» ASSIGNMENT: Each line of the data must be given back verbatim, with pictures removed.

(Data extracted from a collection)
[Start of section]

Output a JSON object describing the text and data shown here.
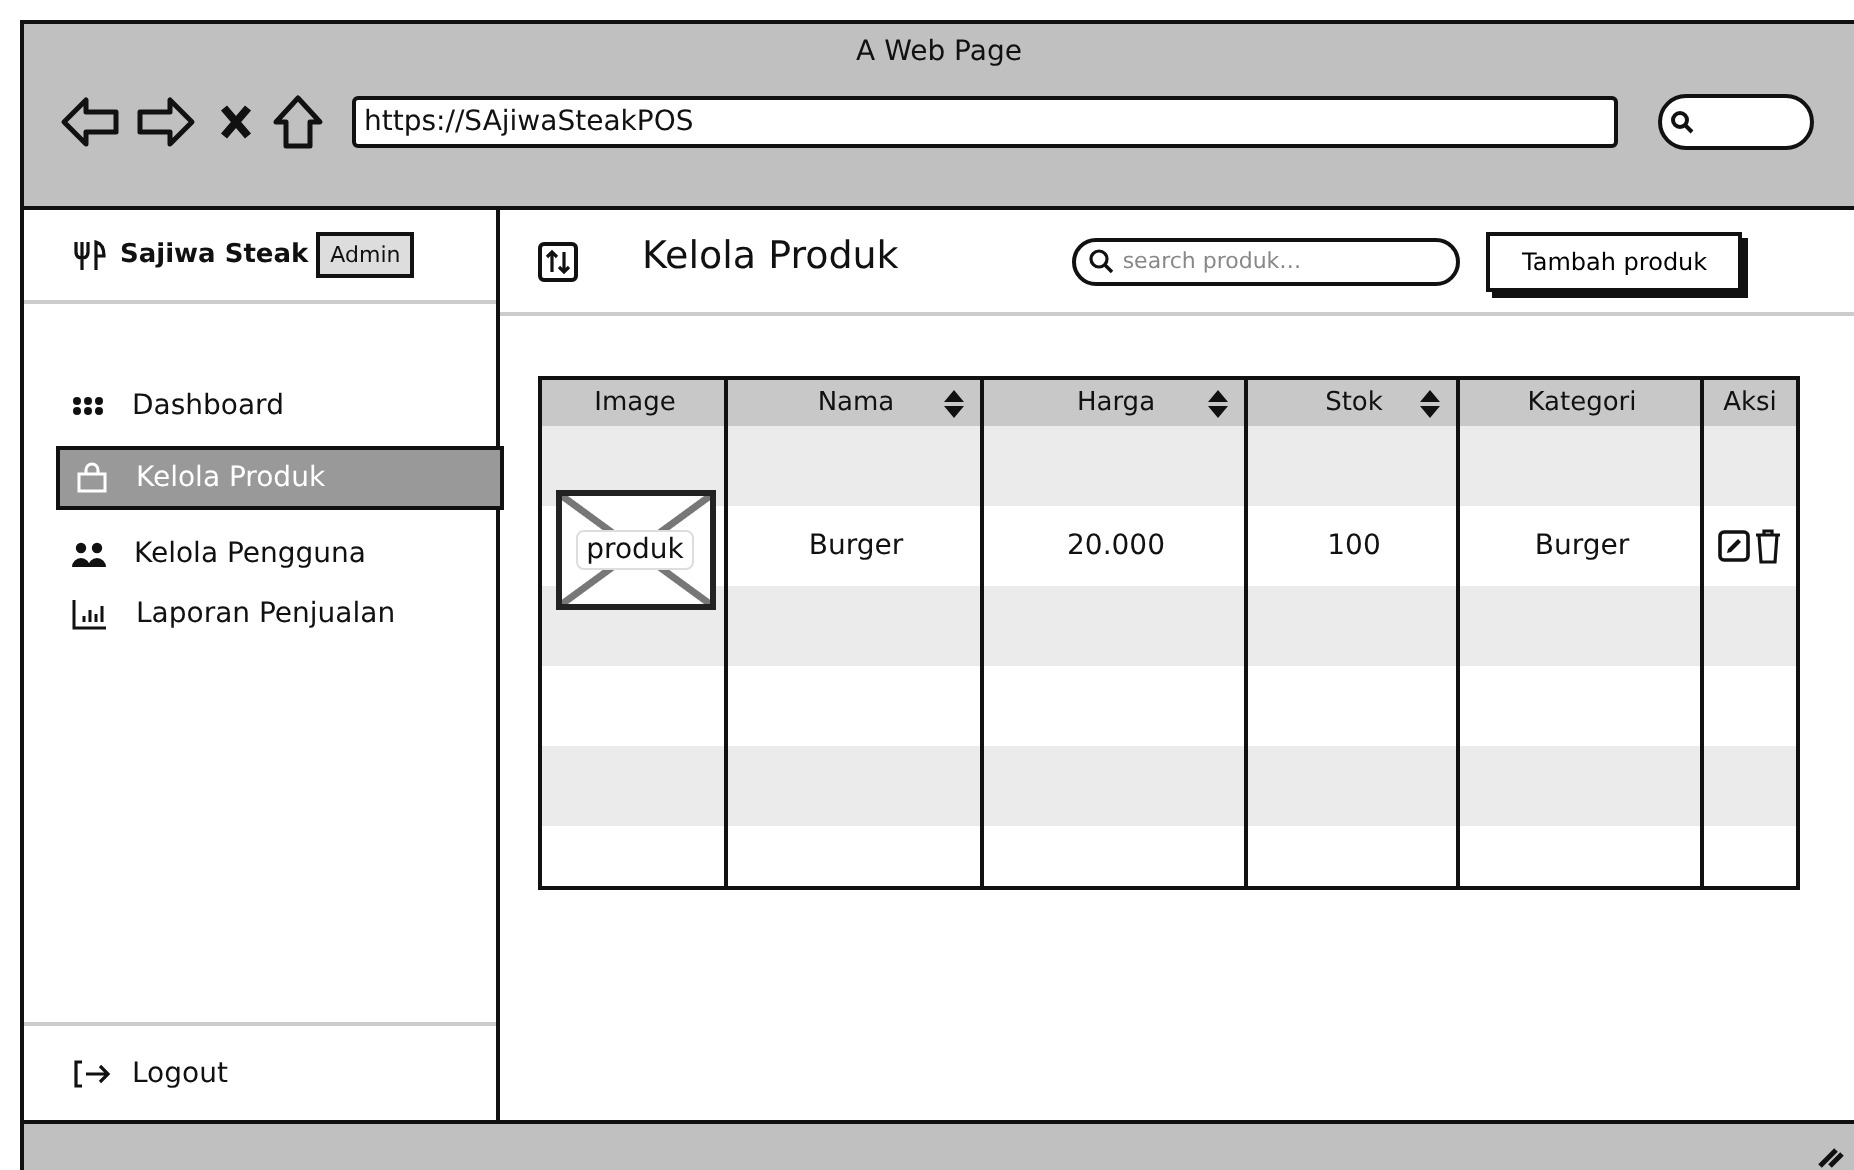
{
  "window": {
    "title": "A Web Page",
    "url": "https://SAjiwaSteakPOS"
  },
  "sidebar": {
    "brand": "Sajiwa Steak",
    "role_badge": "Admin",
    "items": [
      {
        "label": "Dashboard",
        "selected": false
      },
      {
        "label": "Kelola Produk",
        "selected": true
      },
      {
        "label": "Kelola Pengguna",
        "selected": false
      },
      {
        "label": "Laporan Penjualan",
        "selected": false
      }
    ],
    "logout": "Logout"
  },
  "header": {
    "title": "Kelola Produk",
    "search": {
      "placeholder": "search produk…"
    },
    "add_button": "Tambah produk"
  },
  "table": {
    "columns": [
      {
        "label": "Image",
        "sortable": false
      },
      {
        "label": "Nama",
        "sortable": true
      },
      {
        "label": "Harga",
        "sortable": true
      },
      {
        "label": "Stok",
        "sortable": true
      },
      {
        "label": "Kategori",
        "sortable": false
      },
      {
        "label": "Aksi",
        "sortable": false
      }
    ],
    "rows": [
      {
        "image_label": "produk",
        "nama": "Burger",
        "harga": "20.000",
        "stok": "100",
        "kategori": "Burger"
      }
    ]
  }
}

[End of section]

» EXERCISE RESULT:
Output a JSON object describing the text and data shown here.
{
  "window": {
    "title": "A Web Page",
    "url": "https://SAjiwaSteakPOS"
  },
  "sidebar": {
    "brand": "Sajiwa Steak",
    "role_badge": "Admin",
    "items": [
      {
        "label": "Dashboard",
        "selected": false
      },
      {
        "label": "Kelola Produk",
        "selected": true
      },
      {
        "label": "Kelola Pengguna",
        "selected": false
      },
      {
        "label": "Laporan Penjualan",
        "selected": false
      }
    ],
    "logout": "Logout"
  },
  "header": {
    "title": "Kelola Produk",
    "search": {
      "placeholder": "search produk…"
    },
    "add_button": "Tambah produk"
  },
  "table": {
    "columns": [
      {
        "label": "Image",
        "sortable": false
      },
      {
        "label": "Nama",
        "sortable": true
      },
      {
        "label": "Harga",
        "sortable": true
      },
      {
        "label": "Stok",
        "sortable": true
      },
      {
        "label": "Kategori",
        "sortable": false
      },
      {
        "label": "Aksi",
        "sortable": false
      }
    ],
    "rows": [
      {
        "image_label": "produk",
        "nama": "Burger",
        "harga": "20.000",
        "stok": "100",
        "kategori": "Burger"
      }
    ]
  }
}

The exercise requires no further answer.